WHAT NEEDS TO BE DONE
All of the data needs to be printed again, exactly as written.

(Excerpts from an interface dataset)

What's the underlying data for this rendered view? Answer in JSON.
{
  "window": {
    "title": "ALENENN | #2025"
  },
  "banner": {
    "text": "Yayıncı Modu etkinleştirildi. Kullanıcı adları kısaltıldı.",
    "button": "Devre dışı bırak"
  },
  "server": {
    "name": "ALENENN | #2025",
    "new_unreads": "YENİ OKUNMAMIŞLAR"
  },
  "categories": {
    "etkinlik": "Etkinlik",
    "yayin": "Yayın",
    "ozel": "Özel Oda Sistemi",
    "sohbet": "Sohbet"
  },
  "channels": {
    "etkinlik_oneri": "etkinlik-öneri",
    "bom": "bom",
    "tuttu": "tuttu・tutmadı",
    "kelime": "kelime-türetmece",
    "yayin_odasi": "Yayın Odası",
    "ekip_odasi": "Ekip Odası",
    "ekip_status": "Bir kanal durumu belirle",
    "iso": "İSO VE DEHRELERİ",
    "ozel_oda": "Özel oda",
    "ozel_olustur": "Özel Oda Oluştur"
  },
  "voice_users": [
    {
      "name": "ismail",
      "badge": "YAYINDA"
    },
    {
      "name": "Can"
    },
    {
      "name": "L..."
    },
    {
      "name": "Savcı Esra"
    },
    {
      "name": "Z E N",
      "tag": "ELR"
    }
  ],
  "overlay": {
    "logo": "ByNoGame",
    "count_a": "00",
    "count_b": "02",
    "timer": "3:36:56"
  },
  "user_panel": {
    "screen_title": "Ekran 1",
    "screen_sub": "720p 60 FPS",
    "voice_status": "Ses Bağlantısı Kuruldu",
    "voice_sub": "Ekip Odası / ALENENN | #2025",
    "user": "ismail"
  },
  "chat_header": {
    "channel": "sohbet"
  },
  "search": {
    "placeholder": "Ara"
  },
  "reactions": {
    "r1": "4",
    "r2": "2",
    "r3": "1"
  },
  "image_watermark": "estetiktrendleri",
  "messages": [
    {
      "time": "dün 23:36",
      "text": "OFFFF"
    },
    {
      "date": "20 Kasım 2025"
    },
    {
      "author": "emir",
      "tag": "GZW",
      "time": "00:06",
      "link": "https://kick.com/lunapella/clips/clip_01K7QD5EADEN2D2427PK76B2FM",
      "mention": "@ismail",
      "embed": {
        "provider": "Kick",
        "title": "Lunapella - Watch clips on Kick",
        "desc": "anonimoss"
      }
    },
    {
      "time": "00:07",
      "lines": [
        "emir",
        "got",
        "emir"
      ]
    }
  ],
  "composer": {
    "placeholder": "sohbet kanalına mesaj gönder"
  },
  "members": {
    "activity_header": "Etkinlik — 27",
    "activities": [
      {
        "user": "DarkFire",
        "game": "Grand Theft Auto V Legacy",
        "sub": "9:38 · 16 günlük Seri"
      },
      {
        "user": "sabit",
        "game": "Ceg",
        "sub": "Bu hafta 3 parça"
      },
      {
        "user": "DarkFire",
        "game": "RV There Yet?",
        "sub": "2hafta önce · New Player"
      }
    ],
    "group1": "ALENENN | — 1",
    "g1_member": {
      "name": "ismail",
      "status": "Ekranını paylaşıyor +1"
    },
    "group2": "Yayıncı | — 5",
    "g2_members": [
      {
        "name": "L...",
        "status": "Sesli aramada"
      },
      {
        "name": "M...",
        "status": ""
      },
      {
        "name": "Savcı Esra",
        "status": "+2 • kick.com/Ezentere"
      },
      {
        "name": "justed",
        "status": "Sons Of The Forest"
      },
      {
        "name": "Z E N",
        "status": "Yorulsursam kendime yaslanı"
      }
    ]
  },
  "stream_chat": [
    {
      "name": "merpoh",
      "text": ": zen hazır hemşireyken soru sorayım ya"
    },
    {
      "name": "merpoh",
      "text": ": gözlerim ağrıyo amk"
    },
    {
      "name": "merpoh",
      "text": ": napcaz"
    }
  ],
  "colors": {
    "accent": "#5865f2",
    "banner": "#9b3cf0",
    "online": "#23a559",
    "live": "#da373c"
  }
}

ANSWER SECTION
What's the underlying data for this rendered view? Answer in JSON.
{
  "window": {
    "title": "ALENENN | #2025"
  },
  "banner": {
    "text": "Yayıncı Modu etkinleştirildi. Kullanıcı adları kısaltıldı.",
    "button": "Devre dışı bırak"
  },
  "server": {
    "name": "ALENENN | #2025",
    "new_unreads": "YENİ OKUNMAMIŞLAR"
  },
  "categories": {
    "etkinlik": "Etkinlik",
    "yayin": "Yayın",
    "ozel": "Özel Oda Sistemi",
    "sohbet": "Sohbet"
  },
  "channels": {
    "etkinlik_oneri": "etkinlik-öneri",
    "bom": "bom",
    "tuttu": "tuttu・tutmadı",
    "kelime": "kelime-türetmece",
    "yayin_odasi": "Yayın Odası",
    "ekip_odasi": "Ekip Odası",
    "ekip_status": "Bir kanal durumu belirle",
    "iso": "İSO VE DEHRELERİ",
    "ozel_oda": "Özel oda",
    "ozel_olustur": "Özel Oda Oluştur"
  },
  "voice_users": [
    {
      "name": "ismail",
      "badge": "YAYINDA"
    },
    {
      "name": "Can"
    },
    {
      "name": "L..."
    },
    {
      "name": "Savcı Esra"
    },
    {
      "name": "Z E N",
      "tag": "ELR"
    }
  ],
  "overlay": {
    "logo": "ByNoGame",
    "count_a": "00",
    "count_b": "02",
    "timer": "3:36:56"
  },
  "user_panel": {
    "screen_title": "Ekran 1",
    "screen_sub": "720p 60 FPS",
    "voice_status": "Ses Bağlantısı Kuruldu",
    "voice_sub": "Ekip Odası / ALENENN | #2025",
    "user": "ismail"
  },
  "chat_header": {
    "channel": "sohbet"
  },
  "search": {
    "placeholder": "Ara"
  },
  "reactions": {
    "r1": "4",
    "r2": "2",
    "r3": "1"
  },
  "image_watermark": "estetiktrendleri",
  "messages": [
    {
      "time": "dün 23:36",
      "text": "OFFFF"
    },
    {
      "date": "20 Kasım 2025"
    },
    {
      "author": "emir",
      "tag": "GZW",
      "time": "00:06",
      "link": "https://kick.com/lunapella/clips/clip_01K7QD5EADEN2D2427PK76B2FM",
      "mention": "@ismail",
      "embed": {
        "provider": "Kick",
        "title": "Lunapella - Watch clips on Kick",
        "desc": "anonimoss"
      }
    },
    {
      "time": "00:07",
      "lines": [
        "emir",
        "got",
        "emir"
      ]
    }
  ],
  "composer": {
    "placeholder": "sohbet kanalına mesaj gönder"
  },
  "members": {
    "activity_header": "Etkinlik — 27",
    "activities": [
      {
        "user": "DarkFire",
        "game": "Grand Theft Auto V Legacy",
        "sub": "9:38 · 16 günlük Seri"
      },
      {
        "user": "sabit",
        "game": "Ceg",
        "sub": "Bu hafta 3 parça"
      },
      {
        "user": "DarkFire",
        "game": "RV There Yet?",
        "sub": "2hafta önce · New Player"
      }
    ],
    "group1": "ALENENN | — 1",
    "g1_member": {
      "name": "ismail",
      "status": "Ekranını paylaşıyor +1"
    },
    "group2": "Yayıncı | — 5",
    "g2_members": [
      {
        "name": "L...",
        "status": "Sesli aramada"
      },
      {
        "name": "M...",
        "status": ""
      },
      {
        "name": "Savcı Esra",
        "status": "+2 • kick.com/Ezentere"
      },
      {
        "name": "justed",
        "status": "Sons Of The Forest"
      },
      {
        "name": "Z E N",
        "status": "Yorulsursam kendime yaslanı"
      }
    ]
  },
  "stream_chat": [
    {
      "name": "merpoh",
      "text": ": zen hazır hemşireyken soru sorayım ya"
    },
    {
      "name": "merpoh",
      "text": ": gözlerim ağrıyo amk"
    },
    {
      "name": "merpoh",
      "text": ": napcaz"
    }
  ],
  "colors": {
    "accent": "#5865f2",
    "banner": "#9b3cf0",
    "online": "#23a559",
    "live": "#da373c"
  }
}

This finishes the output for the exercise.